I’m enthusiastic about many topics, a vintage manifestation of obsessive-compulsive disorder. That multifarious zeal creates a cauldron of self-expectation within my head, and the interface between different interests is often crippled by surging anxiety.
I’m passionate about Tranmere Rovers, for example, but also about Major League Baseball. I’m interested in Polish culture but also Wirral history. I enjoy writing about travel, architecture, politics and marketing. I’m a keen mental health campaigner with a fervour for music, fashion and European football. I want to indulge in coffee from around the world and share my experiences through this blog.
I’m random. I’m contrarian. I’m unendingly inquisitive. But I’m Ryan, simply a human being. I’m not a Twitter account, a logo or a series of obscure brands. It’s time for me to embrace the diversity and stop worrying about external factors such as target audience, post optimisation and business development. Just write. That’s my plan. Live in the moment, live as myself, and experience everything this wonderful world has to offer. Then write about it - as me, not in dubious disguise.
Things are changing in my world, and that will be reflected in the content I produce. I’m building my own personal brand, and the sense of relief is exhilarating. I feel free, liberated from the cacophonous self-assessment that drove me to an addled state of confusion. My aim is to enjoy things as they happen and share them with you. Nothing more, nothing less.
Those who follow me for Tranmere coverage may be miffed by stories on Derek Jeter, just as those who enjoy my baseball writing may be confused by odes to James Norwood. If you enjoy my work on Polish culture, blogs on the need for a Birkenhead renaissance may appear useless, just as local friends and family may be dumbfounded by my interest in Legia Warsaw and my appreciation of kotlety.
You never know quite what is coming next on these pages.
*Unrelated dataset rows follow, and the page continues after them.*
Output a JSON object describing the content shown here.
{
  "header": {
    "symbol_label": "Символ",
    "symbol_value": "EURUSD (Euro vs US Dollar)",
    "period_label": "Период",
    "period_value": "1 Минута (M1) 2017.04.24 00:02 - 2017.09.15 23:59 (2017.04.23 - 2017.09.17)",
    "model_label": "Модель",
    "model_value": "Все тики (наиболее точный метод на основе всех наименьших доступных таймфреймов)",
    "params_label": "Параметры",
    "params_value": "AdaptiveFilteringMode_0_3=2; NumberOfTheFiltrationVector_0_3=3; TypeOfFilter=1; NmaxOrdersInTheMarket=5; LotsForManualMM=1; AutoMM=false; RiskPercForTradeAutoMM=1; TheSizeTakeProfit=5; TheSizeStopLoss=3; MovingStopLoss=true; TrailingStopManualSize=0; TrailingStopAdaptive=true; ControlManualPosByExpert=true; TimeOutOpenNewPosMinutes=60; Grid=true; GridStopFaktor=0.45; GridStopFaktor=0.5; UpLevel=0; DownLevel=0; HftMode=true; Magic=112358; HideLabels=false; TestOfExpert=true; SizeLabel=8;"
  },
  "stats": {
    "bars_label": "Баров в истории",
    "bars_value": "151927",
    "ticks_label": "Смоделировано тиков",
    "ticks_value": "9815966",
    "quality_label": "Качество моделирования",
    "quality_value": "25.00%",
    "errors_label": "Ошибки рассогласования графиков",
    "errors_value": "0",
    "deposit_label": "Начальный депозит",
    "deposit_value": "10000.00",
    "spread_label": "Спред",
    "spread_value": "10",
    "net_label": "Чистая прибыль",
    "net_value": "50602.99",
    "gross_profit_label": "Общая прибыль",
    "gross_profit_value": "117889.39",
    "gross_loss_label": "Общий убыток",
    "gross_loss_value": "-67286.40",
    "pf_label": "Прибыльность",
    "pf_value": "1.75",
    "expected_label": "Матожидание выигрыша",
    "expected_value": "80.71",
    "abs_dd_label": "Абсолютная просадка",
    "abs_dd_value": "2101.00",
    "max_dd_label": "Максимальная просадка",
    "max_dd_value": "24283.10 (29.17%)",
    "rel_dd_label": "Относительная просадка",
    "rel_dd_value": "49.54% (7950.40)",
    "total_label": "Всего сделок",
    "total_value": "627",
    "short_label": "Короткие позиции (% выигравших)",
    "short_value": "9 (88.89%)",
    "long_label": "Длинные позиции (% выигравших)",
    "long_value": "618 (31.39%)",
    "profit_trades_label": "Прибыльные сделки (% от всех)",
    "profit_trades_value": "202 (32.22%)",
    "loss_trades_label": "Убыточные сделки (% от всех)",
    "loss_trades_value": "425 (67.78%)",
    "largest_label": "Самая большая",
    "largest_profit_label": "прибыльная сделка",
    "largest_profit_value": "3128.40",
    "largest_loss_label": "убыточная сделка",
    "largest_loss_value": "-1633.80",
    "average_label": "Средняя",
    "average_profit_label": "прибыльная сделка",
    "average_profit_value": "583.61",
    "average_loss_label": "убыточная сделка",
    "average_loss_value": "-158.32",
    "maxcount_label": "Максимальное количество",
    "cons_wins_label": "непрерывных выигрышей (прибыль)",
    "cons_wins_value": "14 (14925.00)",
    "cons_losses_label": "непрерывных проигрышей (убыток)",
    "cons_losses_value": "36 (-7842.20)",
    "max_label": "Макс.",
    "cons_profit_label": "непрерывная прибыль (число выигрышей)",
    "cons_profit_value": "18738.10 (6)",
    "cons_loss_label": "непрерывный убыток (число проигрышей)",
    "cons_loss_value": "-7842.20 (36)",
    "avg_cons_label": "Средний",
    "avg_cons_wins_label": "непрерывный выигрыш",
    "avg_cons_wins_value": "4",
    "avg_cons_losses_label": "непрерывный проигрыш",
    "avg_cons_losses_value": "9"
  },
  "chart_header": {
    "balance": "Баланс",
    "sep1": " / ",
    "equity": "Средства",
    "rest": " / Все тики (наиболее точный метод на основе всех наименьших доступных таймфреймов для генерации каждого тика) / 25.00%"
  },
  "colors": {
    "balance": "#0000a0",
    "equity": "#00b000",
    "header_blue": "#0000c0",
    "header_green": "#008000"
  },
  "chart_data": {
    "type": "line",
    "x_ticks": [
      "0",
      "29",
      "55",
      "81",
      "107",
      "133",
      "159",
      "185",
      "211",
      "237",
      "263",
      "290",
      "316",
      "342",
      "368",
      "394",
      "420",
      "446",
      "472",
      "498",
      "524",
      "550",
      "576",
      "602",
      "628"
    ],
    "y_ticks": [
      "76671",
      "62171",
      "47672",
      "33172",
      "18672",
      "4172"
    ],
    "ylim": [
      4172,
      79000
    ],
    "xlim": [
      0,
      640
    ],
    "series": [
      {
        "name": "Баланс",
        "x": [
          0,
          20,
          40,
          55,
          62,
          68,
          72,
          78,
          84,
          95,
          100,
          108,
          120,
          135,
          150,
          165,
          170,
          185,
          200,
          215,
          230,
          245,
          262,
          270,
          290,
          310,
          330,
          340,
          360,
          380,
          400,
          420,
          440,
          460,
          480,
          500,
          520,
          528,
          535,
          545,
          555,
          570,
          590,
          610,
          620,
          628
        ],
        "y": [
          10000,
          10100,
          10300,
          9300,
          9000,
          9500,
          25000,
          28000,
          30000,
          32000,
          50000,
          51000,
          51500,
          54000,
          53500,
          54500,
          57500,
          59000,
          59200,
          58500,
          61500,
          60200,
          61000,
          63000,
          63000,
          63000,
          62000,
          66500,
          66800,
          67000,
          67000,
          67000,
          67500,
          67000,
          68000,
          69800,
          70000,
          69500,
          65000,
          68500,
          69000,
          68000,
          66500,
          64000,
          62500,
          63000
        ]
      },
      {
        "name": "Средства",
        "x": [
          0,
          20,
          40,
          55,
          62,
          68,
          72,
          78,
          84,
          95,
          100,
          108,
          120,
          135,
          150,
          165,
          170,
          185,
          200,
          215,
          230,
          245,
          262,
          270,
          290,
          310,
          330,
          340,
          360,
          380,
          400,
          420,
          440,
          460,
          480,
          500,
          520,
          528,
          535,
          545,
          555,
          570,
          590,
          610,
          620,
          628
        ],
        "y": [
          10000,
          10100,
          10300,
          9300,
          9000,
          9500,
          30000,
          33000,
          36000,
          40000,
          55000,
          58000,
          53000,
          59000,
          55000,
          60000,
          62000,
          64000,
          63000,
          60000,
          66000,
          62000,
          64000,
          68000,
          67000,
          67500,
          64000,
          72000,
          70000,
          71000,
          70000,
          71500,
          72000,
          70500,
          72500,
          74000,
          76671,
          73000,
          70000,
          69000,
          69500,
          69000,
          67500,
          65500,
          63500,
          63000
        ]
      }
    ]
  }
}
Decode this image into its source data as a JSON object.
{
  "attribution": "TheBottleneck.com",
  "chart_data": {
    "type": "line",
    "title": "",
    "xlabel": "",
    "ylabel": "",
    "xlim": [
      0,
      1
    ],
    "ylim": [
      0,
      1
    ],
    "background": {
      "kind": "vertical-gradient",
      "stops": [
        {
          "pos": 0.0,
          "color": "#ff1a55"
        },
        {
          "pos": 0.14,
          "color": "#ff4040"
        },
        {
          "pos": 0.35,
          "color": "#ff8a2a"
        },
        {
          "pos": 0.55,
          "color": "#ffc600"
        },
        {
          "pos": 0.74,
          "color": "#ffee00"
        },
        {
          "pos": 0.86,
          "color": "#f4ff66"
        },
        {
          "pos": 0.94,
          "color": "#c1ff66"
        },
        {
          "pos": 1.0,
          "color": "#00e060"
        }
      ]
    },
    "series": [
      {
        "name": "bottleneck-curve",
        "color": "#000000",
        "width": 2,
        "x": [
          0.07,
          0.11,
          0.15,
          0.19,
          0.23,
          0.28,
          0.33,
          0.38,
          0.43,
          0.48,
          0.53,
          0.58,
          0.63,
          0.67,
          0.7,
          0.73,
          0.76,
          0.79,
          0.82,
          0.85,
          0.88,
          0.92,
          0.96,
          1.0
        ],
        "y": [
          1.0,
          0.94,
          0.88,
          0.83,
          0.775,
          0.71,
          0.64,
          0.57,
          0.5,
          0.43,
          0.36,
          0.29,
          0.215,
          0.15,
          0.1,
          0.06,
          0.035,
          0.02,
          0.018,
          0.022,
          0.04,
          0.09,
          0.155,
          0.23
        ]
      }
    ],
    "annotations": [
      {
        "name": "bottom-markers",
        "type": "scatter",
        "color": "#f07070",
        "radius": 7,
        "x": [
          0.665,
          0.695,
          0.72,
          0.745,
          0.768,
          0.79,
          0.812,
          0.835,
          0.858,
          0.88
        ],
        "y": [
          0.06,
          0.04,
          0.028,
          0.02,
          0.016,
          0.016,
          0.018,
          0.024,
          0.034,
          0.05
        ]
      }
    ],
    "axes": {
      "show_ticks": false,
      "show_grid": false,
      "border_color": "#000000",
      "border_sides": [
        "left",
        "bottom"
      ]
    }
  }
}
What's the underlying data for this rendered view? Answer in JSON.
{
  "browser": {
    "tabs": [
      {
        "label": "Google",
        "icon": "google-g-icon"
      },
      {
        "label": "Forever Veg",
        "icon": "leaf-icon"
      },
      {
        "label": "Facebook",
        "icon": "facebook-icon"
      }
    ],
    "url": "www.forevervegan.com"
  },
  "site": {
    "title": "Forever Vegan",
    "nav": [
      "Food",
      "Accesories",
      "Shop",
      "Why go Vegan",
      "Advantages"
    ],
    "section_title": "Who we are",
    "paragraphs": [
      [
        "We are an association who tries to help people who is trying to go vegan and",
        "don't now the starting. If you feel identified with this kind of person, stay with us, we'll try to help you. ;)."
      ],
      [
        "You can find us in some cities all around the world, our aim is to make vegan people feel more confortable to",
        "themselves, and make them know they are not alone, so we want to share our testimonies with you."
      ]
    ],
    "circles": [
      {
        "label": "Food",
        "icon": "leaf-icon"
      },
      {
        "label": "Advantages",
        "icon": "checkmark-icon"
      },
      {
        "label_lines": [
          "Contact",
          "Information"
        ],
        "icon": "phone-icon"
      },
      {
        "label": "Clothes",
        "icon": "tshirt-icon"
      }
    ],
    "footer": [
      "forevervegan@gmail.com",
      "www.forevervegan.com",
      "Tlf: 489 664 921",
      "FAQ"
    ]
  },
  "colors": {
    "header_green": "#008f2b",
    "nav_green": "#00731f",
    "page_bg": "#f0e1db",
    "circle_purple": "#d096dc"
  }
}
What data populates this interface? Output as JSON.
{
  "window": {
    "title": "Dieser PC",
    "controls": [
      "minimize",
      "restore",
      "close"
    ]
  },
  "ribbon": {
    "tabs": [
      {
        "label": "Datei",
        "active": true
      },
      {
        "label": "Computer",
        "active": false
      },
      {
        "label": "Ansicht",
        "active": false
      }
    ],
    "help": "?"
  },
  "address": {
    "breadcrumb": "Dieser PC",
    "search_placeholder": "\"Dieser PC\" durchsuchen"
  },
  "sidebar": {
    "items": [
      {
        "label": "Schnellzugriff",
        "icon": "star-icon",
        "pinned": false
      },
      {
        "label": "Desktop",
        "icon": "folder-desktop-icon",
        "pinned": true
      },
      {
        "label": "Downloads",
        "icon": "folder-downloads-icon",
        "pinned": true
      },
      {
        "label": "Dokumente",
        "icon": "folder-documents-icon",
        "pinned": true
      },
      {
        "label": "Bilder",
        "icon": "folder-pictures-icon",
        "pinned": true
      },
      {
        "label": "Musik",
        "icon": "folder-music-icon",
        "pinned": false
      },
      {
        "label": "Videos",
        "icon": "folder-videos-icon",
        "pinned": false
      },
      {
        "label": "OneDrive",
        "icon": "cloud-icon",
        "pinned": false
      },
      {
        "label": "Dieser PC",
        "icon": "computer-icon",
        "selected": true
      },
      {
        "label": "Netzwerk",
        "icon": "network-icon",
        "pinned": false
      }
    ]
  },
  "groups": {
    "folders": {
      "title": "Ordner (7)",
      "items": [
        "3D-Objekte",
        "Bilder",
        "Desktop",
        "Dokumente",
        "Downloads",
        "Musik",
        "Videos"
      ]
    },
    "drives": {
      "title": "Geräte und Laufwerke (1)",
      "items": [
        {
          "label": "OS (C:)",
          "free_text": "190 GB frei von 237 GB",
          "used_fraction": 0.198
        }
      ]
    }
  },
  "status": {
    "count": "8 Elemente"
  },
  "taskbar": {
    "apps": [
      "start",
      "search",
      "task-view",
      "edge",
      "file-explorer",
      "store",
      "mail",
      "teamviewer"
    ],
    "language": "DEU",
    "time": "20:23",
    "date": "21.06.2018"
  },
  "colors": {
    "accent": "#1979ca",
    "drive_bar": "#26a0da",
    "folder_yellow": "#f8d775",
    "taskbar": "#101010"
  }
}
Often, I don’t even know! That’s a blessing and a curse, but let’s accept it positively. There is something for everybody here. Probability says that I will eventually write about something that strikes a chord with you, be it an undying love for Micky Mellon, a deep adoration of Fenway Park, a spirited desire to make mental health first aid a legal requirement in British workplaces, or a tribute to Half Man Half Biscuit.
“Life is too short to suffocate your true identity in obedience of cultural rules that, by attainment, lead to approval from people whose opinions don’t mean anything to you anyway,” I wrote in a recent blog. That has become my credo, my guiding philosophy and my defining spirit.
Deep within, every single person harbours the ability to achieve something great. We all possess at least one special skill that can be gifted to the world, our unique contribution to the tumultuous tapestry of life. But all too often, that potential and skill is lost due to inherent reticence, fuelled by a fear of judgment and an urge to conform. In my case, the inquisitive kid who loved to read and write was smothered by the bewildered adult who chased approval. My inner nerd was quashed by my outer insecurity.
Well, not anymore. I’m done with vain popularity contests and anxious pleading for societal consent. I won’t hide my interests any longer. I won’t play to a crowd or justify my otherness. I will just do what I love and what I enjoy. I will just write – about anything and everything that intrigues me. I will promote my work through one brand, across a limited number of platforms. That brand is Ryan Ferguson. That brand is me.
If people enjoy what I create, fantastic. I’m humbled by their support. And if people don’t engage with every aspect of my work, that’s fine, too. The beat will go on. The ideas won’t stop. The content will continue. Maybe you will create something as well, as yourself, and together we can tackle the overbearing scourge of social judgement.